“It is great that we have a lot of diversity here, but I know that there have been times where [Emory has] had 13 black males in [our] graduating class,” Lal said. “When you are in a small group, campus life gets a little overwhelming.”
Emory NAACP President Timothy Richmond (20C) helped to organize the event. When the chapter hosted the inaugural event last year, the Emory NAACP wanted to mirror the Black Boy Joy movement’s underlying message to change the narrative on how “black men are usually not allowed to be joyful in society,” Richmond said.
“We wanted to allow black men on campus to be recognized, even if the University doesn’t, and send a message that this community contributes to the University,” Richmond said.
For Lal, winning the Community Commitment Award meant that his contributions, both to the University and the greater Atlanta area, were seen.
“I feel like being black at Emory is overlooked and the work that we do is overlooked, especially the work we do in the Atlanta community,” Lal said. “This award is a way to bring people together to start that treadway as one uniform group working toward progessive goals.”
In addition to community outreach, the Black Boy Joy Award Ceremony recognized the achievements of black male students who excel in the arts, academics and community engagement.
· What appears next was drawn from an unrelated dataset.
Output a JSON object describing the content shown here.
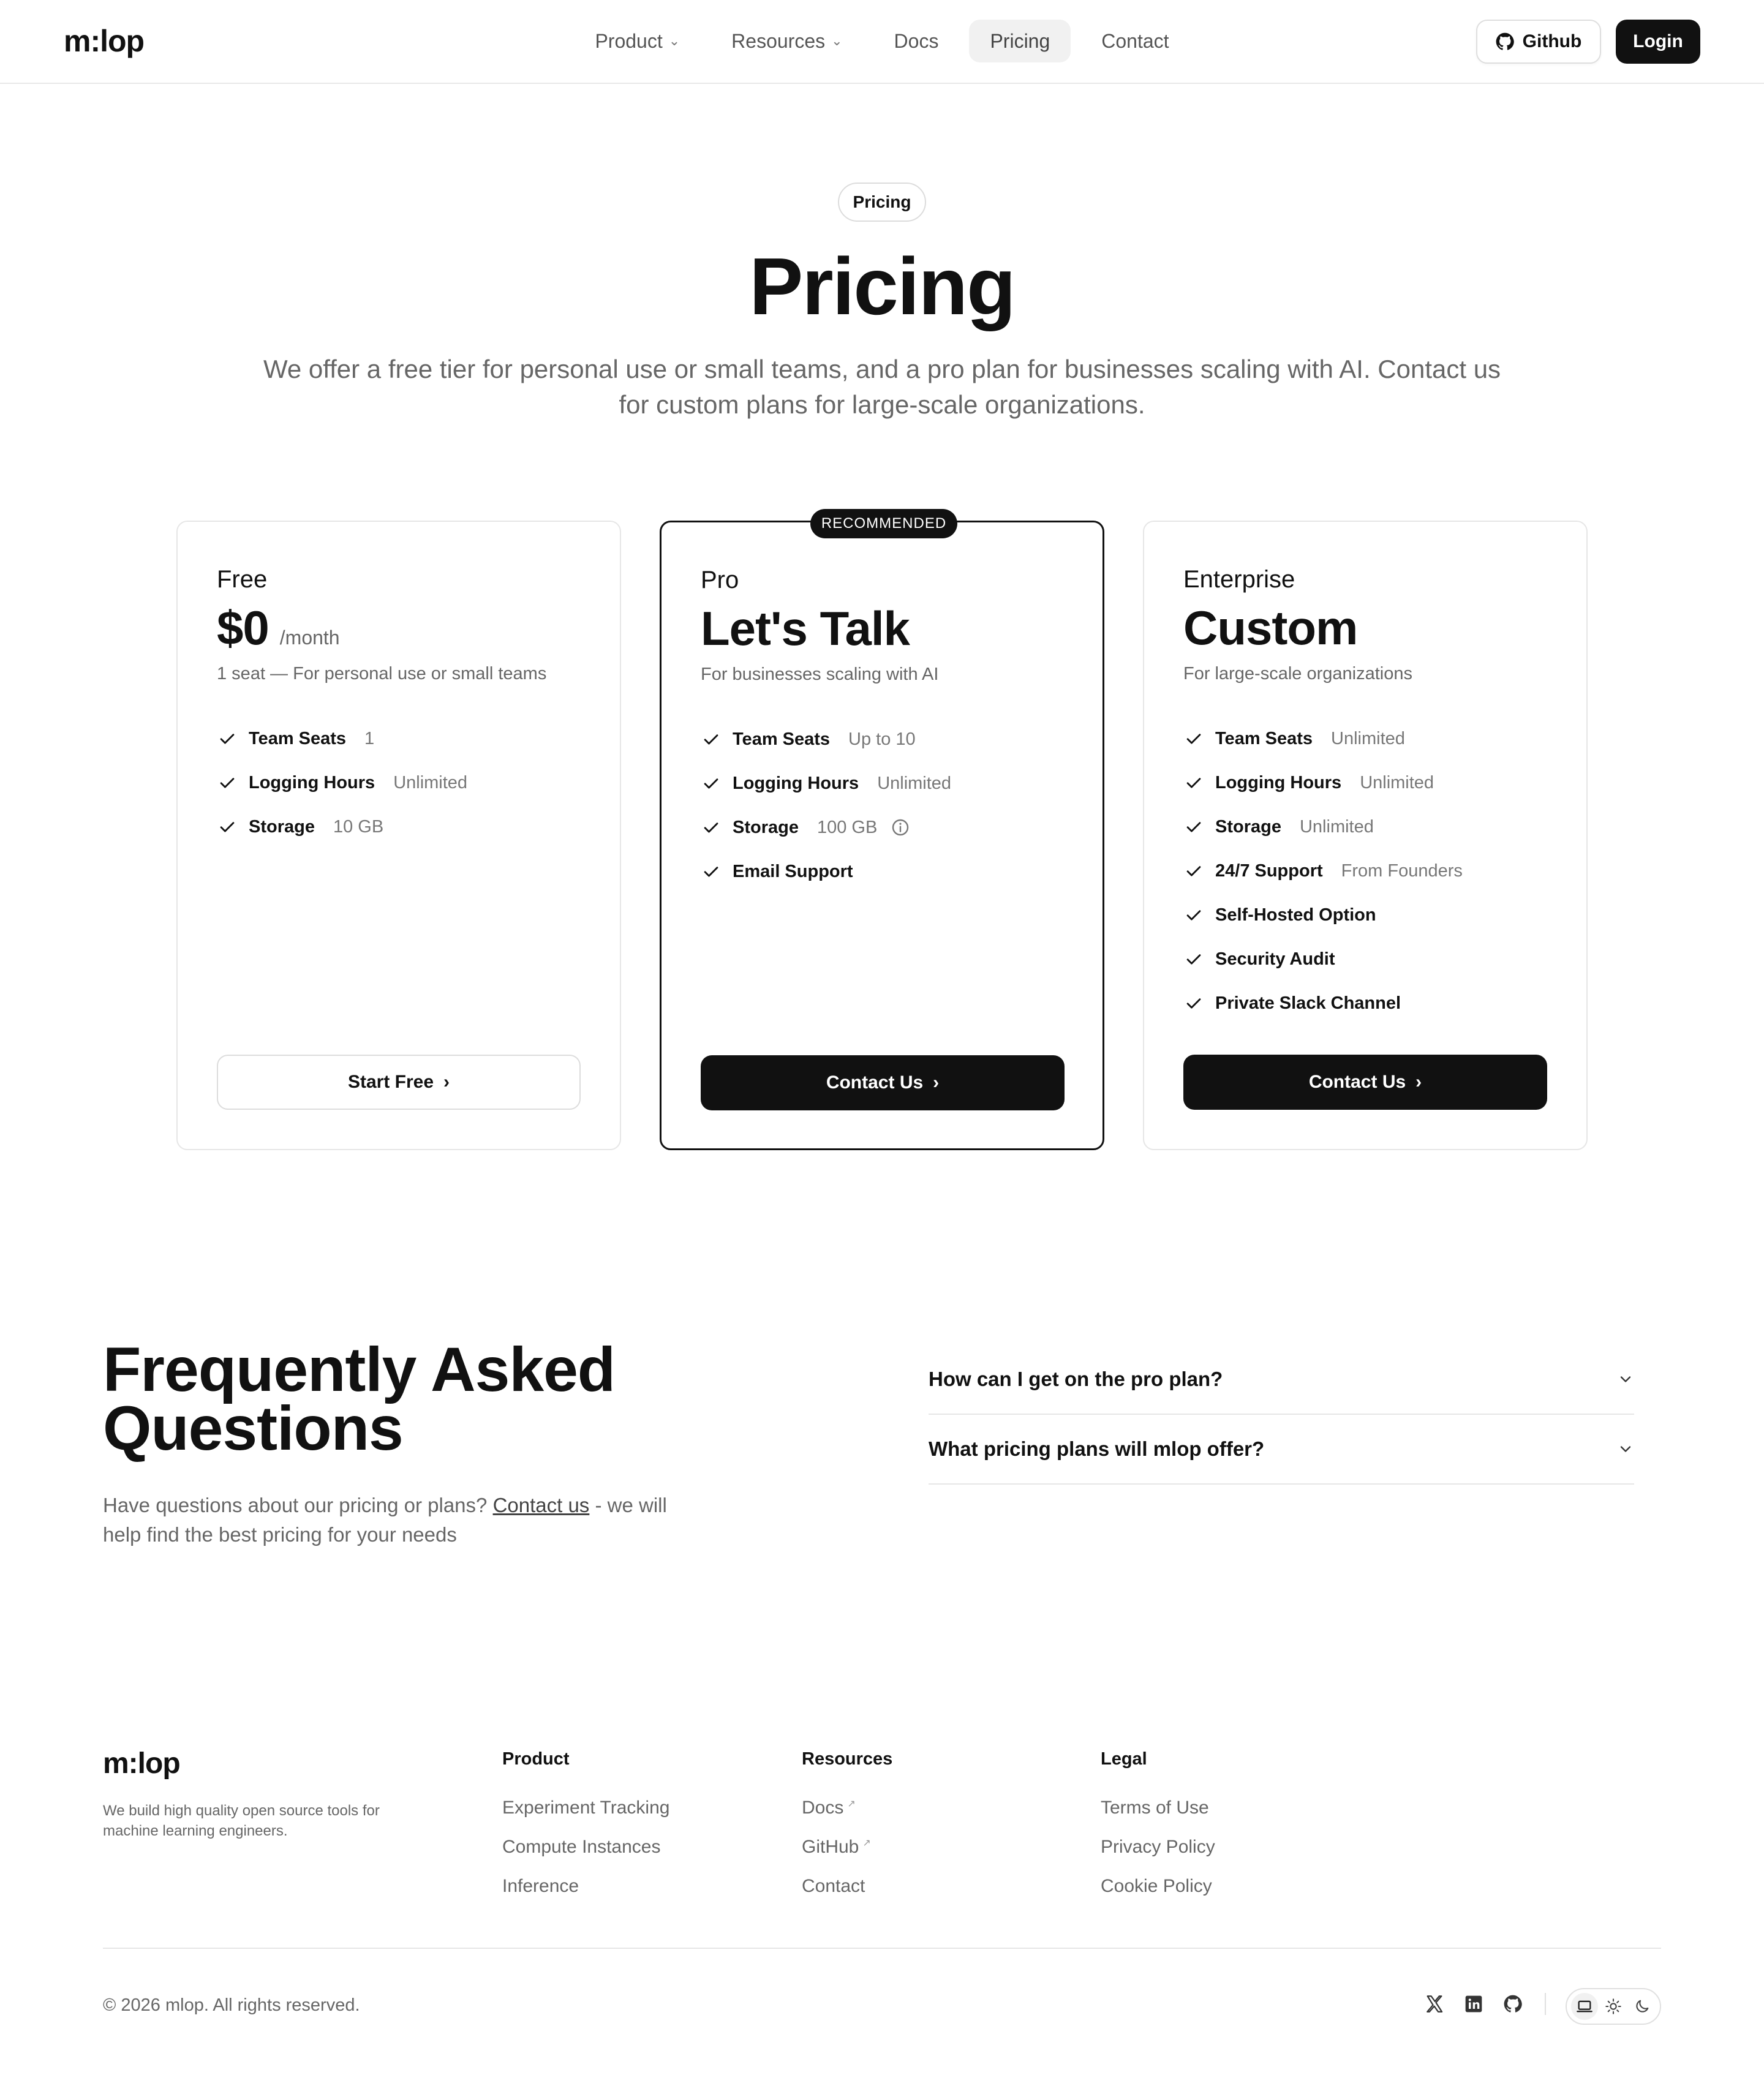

Alain LeRoy Locke Award recipient Daniel Hamm (21C) said that his journey through Emory was a matter of connections.
Growing up in the Atlanta Public Schools system, Hamm said that not many public schools are made aware of the pathway to Emory, despite the University’s outreach programs to the greater Atlanta community.
“Outside of my scholarship, I think there are six or seven students that come from Atlanta Public Schools,” Hamm said. “We do a lot of programing across not just Emory University but also in the medical school and in the nursing school, … [but] those pipelines are not producing students.”
Hamm, a recipient of the Martin Luther King, Jr. Scholarship, said that he understands the importance of receiving financial aid. Throughout his time at Emory, Hamm has met with both faculty and administration about leveraging resources to improve the current outreach programs, and he serves as a mentor for Paving Our Futures and a volunteer for the Emory Student Educational Experience Development program.
“Black Boy Joy is not only an award ceremony … but a way to celebrate black male excellence and really provide space campus-wide for people to come together, to celebrate what black men are doing on this campus,” Hamm stated.
Recognition from the Black Boy Joy Award Ceremony extended not only to black male students but also to outstanding black male alumni, faculty and staff. Candidates were nominated for the awards by students and faculty.
Antonio Brathwaite, senior lecturer in the Department of Chemistry, received the Harry T. Moore Award, which honors a black faculty or staff member who has taken the initiative to foster unity and awareness in the black community.
Brathwaite detailed some of his struggles as a black faculty member and his appreciation for the recognition.
“It can be overwhelming in terms of just the sheer volume of minority students that seek you out for mentorship just because you’re a familiar face, but you still have all your other responsibilities as a teacher to take care of,” Brathwaite said. “I think all the nominees, especially in my category [of faculty and staff], felt appreciated and honored to even be nominated and recognized by the students.”
Associate Editor | Tommy Kreutz (18Ox, 21C) is from Chicago, majoring in creative writing and political science. Tommy is a published poet, whose favorite poetic reads are "Sin" by Ai, "Cortége" by Carl Philips and "A Women of Poetry" by Robyn Schiff. In his free time, Tommy furthers his own stereotype by going around campus, espousing ill-informed tirades about politics, movies and sports, to no one in particular.